▸ **Work item**
Every entry that follows should be output exactly, and every image in it left out.

[Records from a dataset]
+++

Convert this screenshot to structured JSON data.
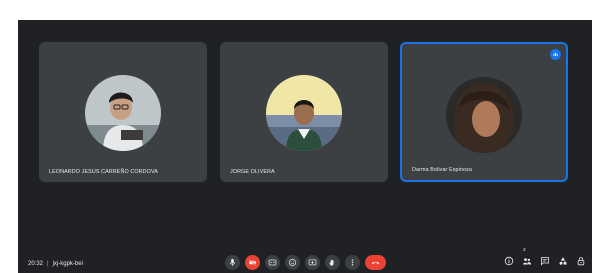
{
  "participants": [
    {
      "name": "LEONARDO JESUS CARREÑO CORDOVA"
    },
    {
      "name": "JORGE OLIVERA"
    },
    {
      "name": "Darma Bolivar Espinoza"
    }
  ],
  "meeting": {
    "time": "20:32",
    "separator": "|",
    "code": "jxj-kgpk-bei"
  },
  "people_count": "3",
  "colors": {
    "background": "#202124",
    "tile": "#3c4043",
    "accent": "#1a73e8",
    "danger": "#ea4335"
  },
  "icons": [
    "microphone-icon",
    "camera-off-icon",
    "captions-icon",
    "emoji-icon",
    "present-icon",
    "raise-hand-icon",
    "more-options-icon",
    "hang-up-icon",
    "info-icon",
    "people-icon",
    "chat-icon",
    "activities-icon",
    "host-controls-icon",
    "speaking-indicator-icon"
  ]
}
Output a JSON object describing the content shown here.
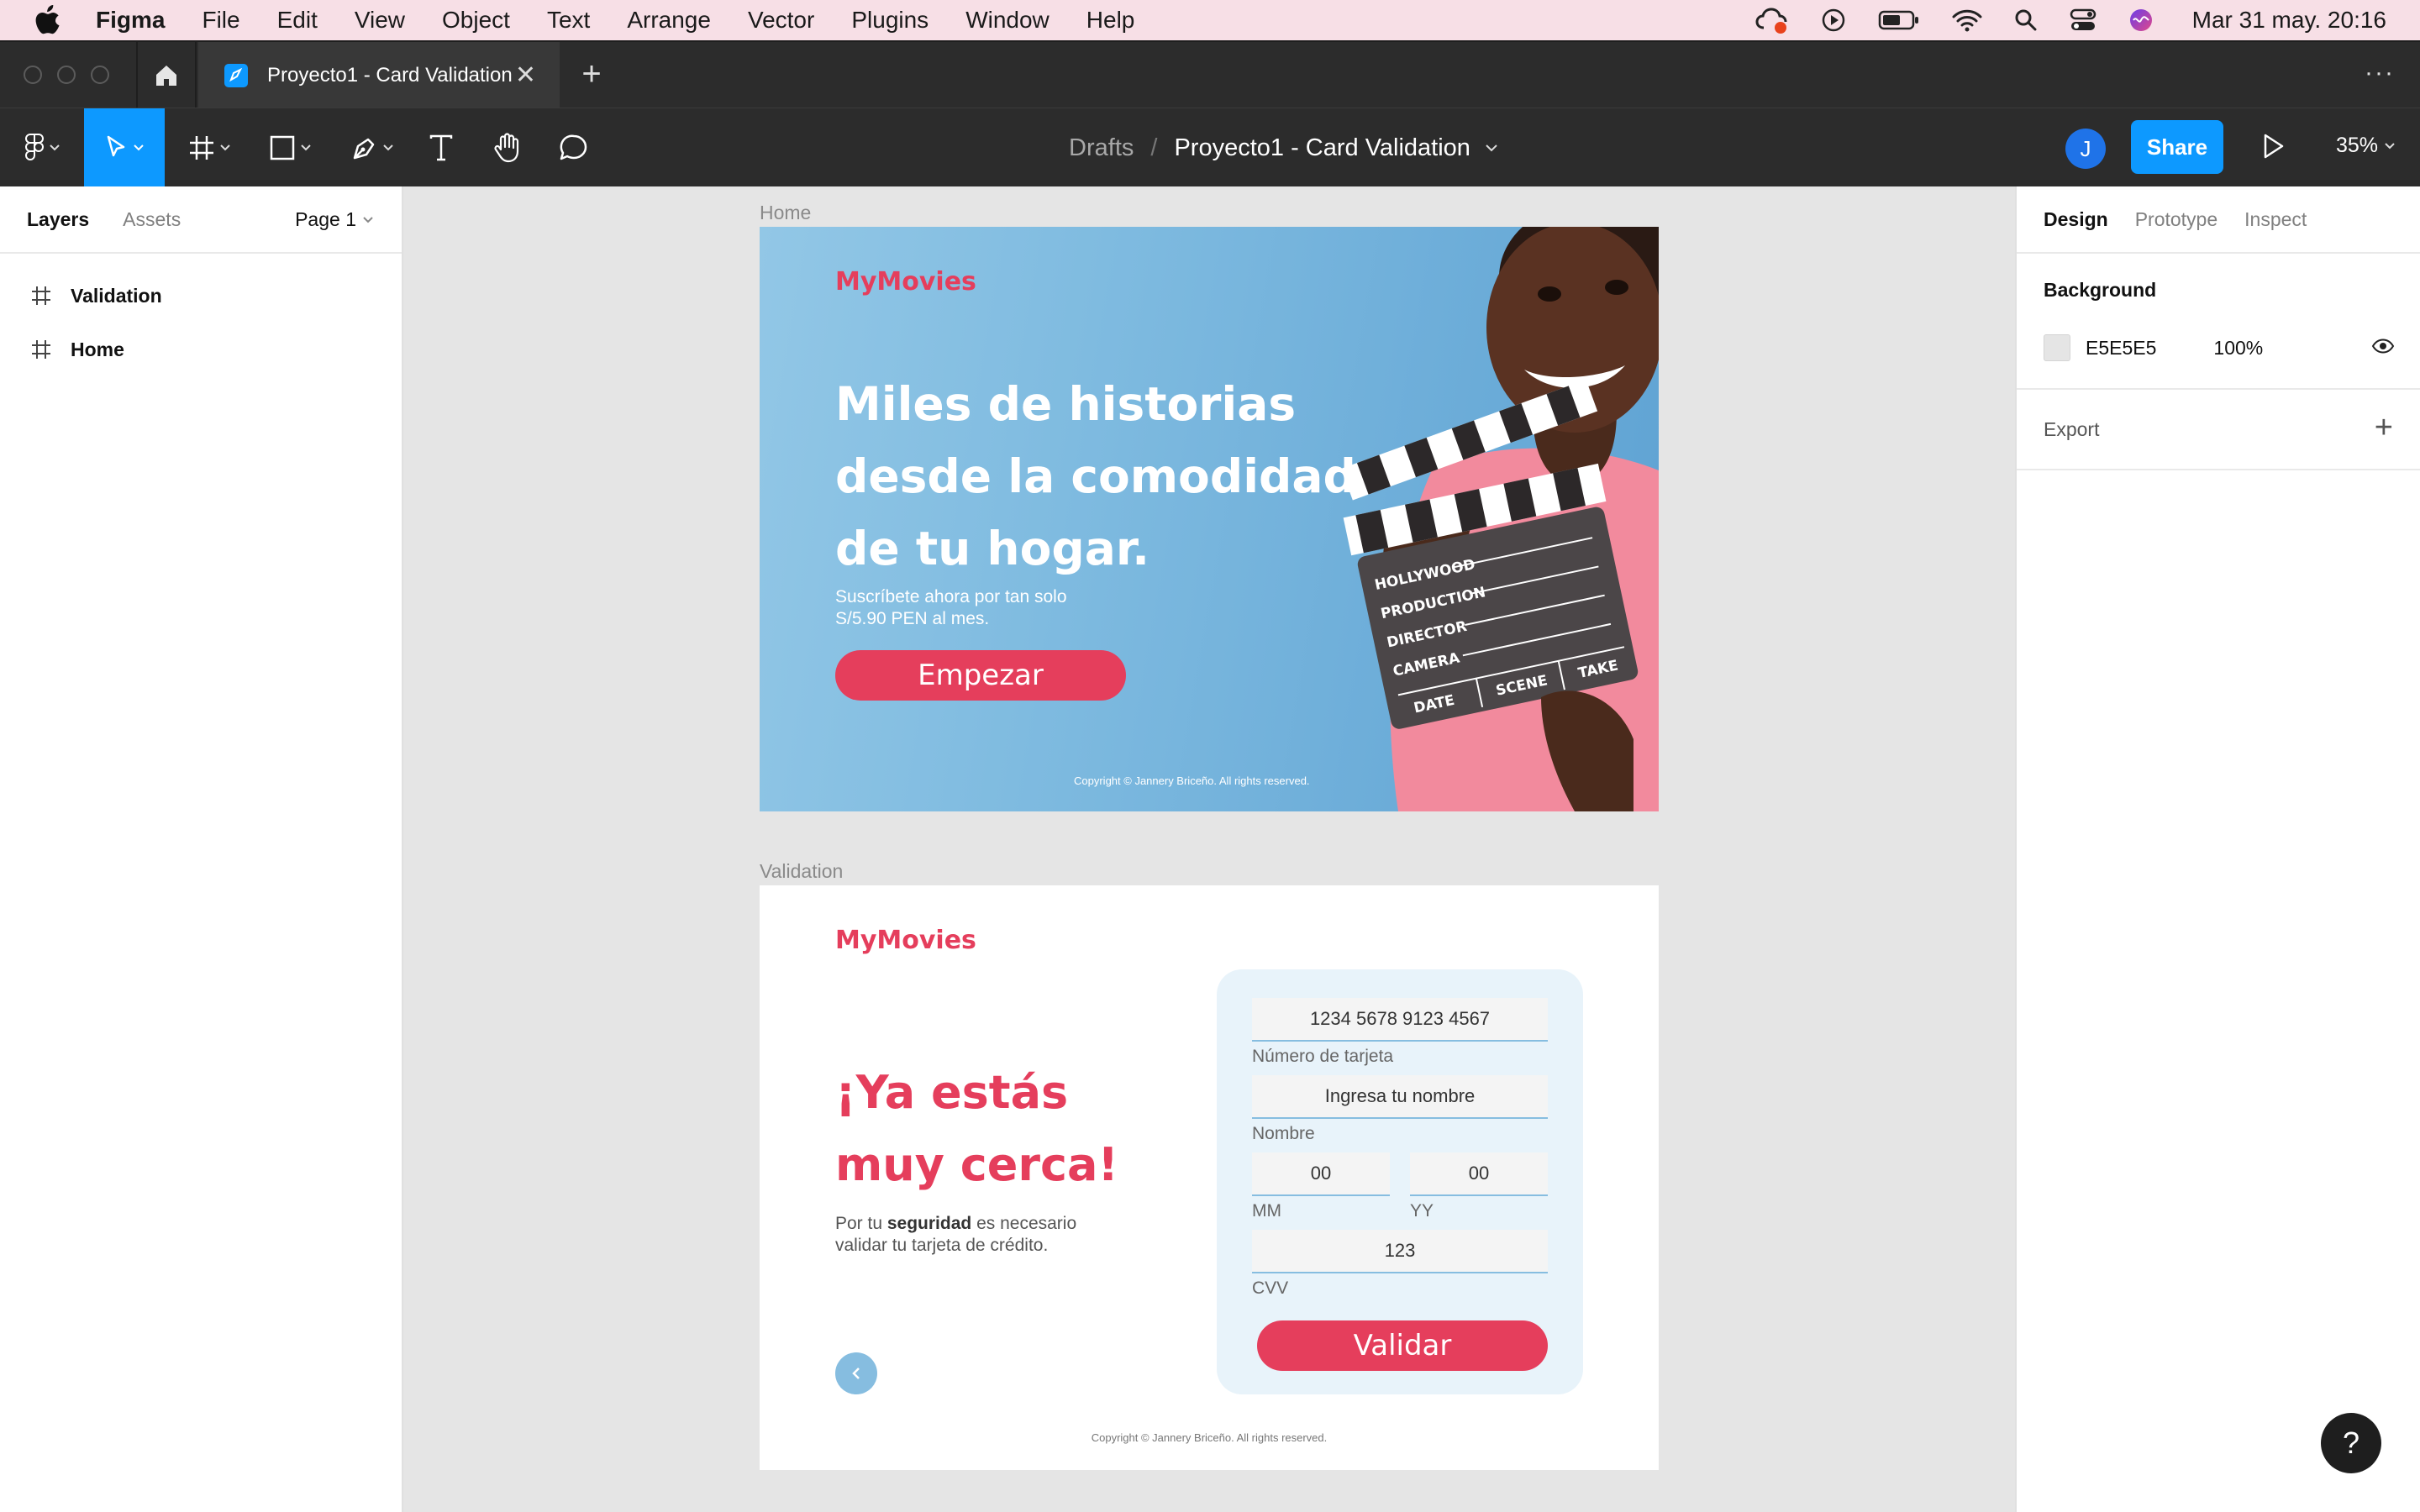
{
  "menubar": {
    "app_name": "Figma",
    "items": [
      "File",
      "Edit",
      "View",
      "Object",
      "Text",
      "Arrange",
      "Vector",
      "Plugins",
      "Window",
      "Help"
    ],
    "clock": "Mar 31 may.  20:16"
  },
  "tabbar": {
    "file_tab_title": "Proyecto1 - Card Validation",
    "close_glyph": "✕",
    "add_glyph": "+",
    "more_glyph": "···"
  },
  "toolbar": {
    "breadcrumb_root": "Drafts",
    "breadcrumb_separator": "/",
    "breadcrumb_file": "Proyecto1 - Card Validation",
    "avatar_initial": "J",
    "share_label": "Share",
    "zoom_level": "35%"
  },
  "left_panel": {
    "tabs": [
      "Layers",
      "Assets"
    ],
    "page_selector": "Page 1",
    "layers": [
      "Validation",
      "Home"
    ]
  },
  "right_panel": {
    "tabs": [
      "Design",
      "Prototype",
      "Inspect"
    ],
    "background_title": "Background",
    "background_hex": "E5E5E5",
    "background_opacity": "100%",
    "export_title": "Export",
    "export_add": "+"
  },
  "canvas": {
    "home": {
      "frame_label": "Home",
      "brand": "MyMovies",
      "hero_title": "Miles de historias desde la comodidad de tu hogar.",
      "hero_subtitle": "Suscríbete ahora por tan solo S/5.90 PEN al mes.",
      "cta_label": "Empezar",
      "copyright": "Copyright © Jannery Briceño. All rights reserved.",
      "clapper_labels": [
        "HOLLYWOOD",
        "PRODUCTION",
        "DIRECTOR",
        "CAMERA",
        "DATE",
        "SCENE",
        "TAKE"
      ]
    },
    "validation": {
      "frame_label": "Validation",
      "brand": "MyMovies",
      "title": "¡Ya estás muy cerca!",
      "text_prefix": "Por tu ",
      "text_bold": "seguridad",
      "text_suffix": " es necesario validar tu tarjeta de crédito.",
      "card_number_value": "1234 5678 9123 4567",
      "card_number_label": "Número de tarjeta",
      "name_value": "Ingresa tu nombre",
      "name_label": "Nombre",
      "month_value": "00",
      "month_label": "MM",
      "year_value": "00",
      "year_label": "YY",
      "cvv_value": "123",
      "cvv_label": "CVV",
      "validate_label": "Validar",
      "copyright": "Copyright © Jannery Briceño. All rights reserved."
    }
  },
  "help_glyph": "?",
  "colors": {
    "brand_red": "#e53e5c",
    "figma_blue": "#0d99ff",
    "canvas_bg": "#e5e5e5",
    "card_bg": "#e8f3fa",
    "accent_light_blue": "#86bde0"
  }
}
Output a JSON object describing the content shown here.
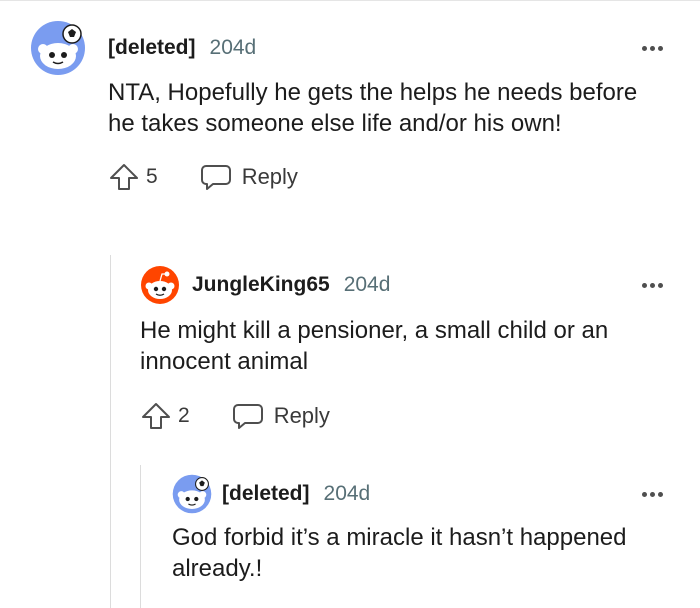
{
  "comments": [
    {
      "author": "[deleted]",
      "age": "204d",
      "body": "NTA, Hopefully he gets the helps he needs before he takes someone else life and/or his own!",
      "votes": "5",
      "reply_label": "Reply",
      "avatar_icon": "snoo-deleted-avatar-icon"
    },
    {
      "author": "JungleKing65",
      "age": "204d",
      "body": "He might kill a pensioner, a small child or an innocent animal",
      "votes": "2",
      "reply_label": "Reply",
      "avatar_icon": "snoo-orange-avatar-icon"
    },
    {
      "author": "[deleted]",
      "age": "204d",
      "body": "God forbid it’s a miracle it hasn’t happened already.!",
      "avatar_icon": "snoo-deleted-avatar-icon"
    }
  ],
  "colors": {
    "deleted_avatar": "#7a9cf0",
    "orange_avatar": "#ff4500",
    "meta_text": "#576f76",
    "thread_line": "#dcdcdc"
  }
}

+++

▸ **Response to this task**
Convert this screenshot to structured JSON data.
{
  "participants": [
    {
      "name": "LEONARDO JESUS CARREÑO CORDOVA"
    },
    {
      "name": "JORGE OLIVERA"
    },
    {
      "name": "Darma Bolivar Espinoza"
    }
  ],
  "meeting": {
    "time": "20:32",
    "separator": "|",
    "code": "jxj-kgpk-bei"
  },
  "people_count": "3",
  "colors": {
    "background": "#202124",
    "tile": "#3c4043",
    "accent": "#1a73e8",
    "danger": "#ea4335"
  },
  "icons": [
    "microphone-icon",
    "camera-off-icon",
    "captions-icon",
    "emoji-icon",
    "present-icon",
    "raise-hand-icon",
    "more-options-icon",
    "hang-up-icon",
    "info-icon",
    "people-icon",
    "chat-icon",
    "activities-icon",
    "host-controls-icon",
    "speaking-indicator-icon"
  ]
}
Output a JSON object describing the content shown here.
{
  "menubar": {
    "app_name": "Figma",
    "items": [
      "File",
      "Edit",
      "View",
      "Object",
      "Text",
      "Arrange",
      "Vector",
      "Plugins",
      "Window",
      "Help"
    ],
    "clock": "Mar 31 may.  20:16"
  },
  "tabbar": {
    "file_tab_title": "Proyecto1 - Card Validation",
    "close_glyph": "✕",
    "add_glyph": "+",
    "more_glyph": "···"
  },
  "toolbar": {
    "breadcrumb_root": "Drafts",
    "breadcrumb_separator": "/",
    "breadcrumb_file": "Proyecto1 - Card Validation",
    "avatar_initial": "J",
    "share_label": "Share",
    "zoom_level": "35%"
  },
  "left_panel": {
    "tabs": [
      "Layers",
      "Assets"
    ],
    "page_selector": "Page 1",
    "layers": [
      "Validation",
      "Home"
    ]
  },
  "right_panel": {
    "tabs": [
      "Design",
      "Prototype",
      "Inspect"
    ],
    "background_title": "Background",
    "background_hex": "E5E5E5",
    "background_opacity": "100%",
    "export_title": "Export",
    "export_add": "+"
  },
  "canvas": {
    "home": {
      "frame_label": "Home",
      "brand": "MyMovies",
      "hero_title": "Miles de historias desde la comodidad de tu hogar.",
      "hero_subtitle": "Suscríbete ahora por tan solo S/5.90 PEN al mes.",
      "cta_label": "Empezar",
      "copyright": "Copyright © Jannery Briceño. All rights reserved.",
      "clapper_labels": [
        "HOLLYWOOD",
        "PRODUCTION",
        "DIRECTOR",
        "CAMERA",
        "DATE",
        "SCENE",
        "TAKE"
      ]
    },
    "validation": {
      "frame_label": "Validation",
      "brand": "MyMovies",
      "title": "¡Ya estás muy cerca!",
      "text_prefix": "Por tu ",
      "text_bold": "seguridad",
      "text_suffix": " es necesario validar tu tarjeta de crédito.",
      "card_number_value": "1234 5678 9123 4567",
      "card_number_label": "Número de tarjeta",
      "name_value": "Ingresa tu nombre",
      "name_label": "Nombre",
      "month_value": "00",
      "month_label": "MM",
      "year_value": "00",
      "year_label": "YY",
      "cvv_value": "123",
      "cvv_label": "CVV",
      "validate_label": "Validar",
      "copyright": "Copyright © Jannery Briceño. All rights reserved."
    }
  },
  "help_glyph": "?",
  "colors": {
    "brand_red": "#e53e5c",
    "figma_blue": "#0d99ff",
    "canvas_bg": "#e5e5e5",
    "card_bg": "#e8f3fa",
    "accent_light_blue": "#86bde0"
  }
}
Output a JSON object describing the content shown here.
{
  "comments": [
    {
      "author": "[deleted]",
      "age": "204d",
      "body": "NTA, Hopefully he gets the helps he needs before he takes someone else life and/or his own!",
      "votes": "5",
      "reply_label": "Reply",
      "avatar_icon": "snoo-deleted-avatar-icon"
    },
    {
      "author": "JungleKing65",
      "age": "204d",
      "body": "He might kill a pensioner, a small child or an innocent animal",
      "votes": "2",
      "reply_label": "Reply",
      "avatar_icon": "snoo-orange-avatar-icon"
    },
    {
      "author": "[deleted]",
      "age": "204d",
      "body": "God forbid it’s a miracle it hasn’t happened already.!",
      "avatar_icon": "snoo-deleted-avatar-icon"
    }
  ],
  "colors": {
    "deleted_avatar": "#7a9cf0",
    "orange_avatar": "#ff4500",
    "meta_text": "#576f76",
    "thread_line": "#dcdcdc"
  }
}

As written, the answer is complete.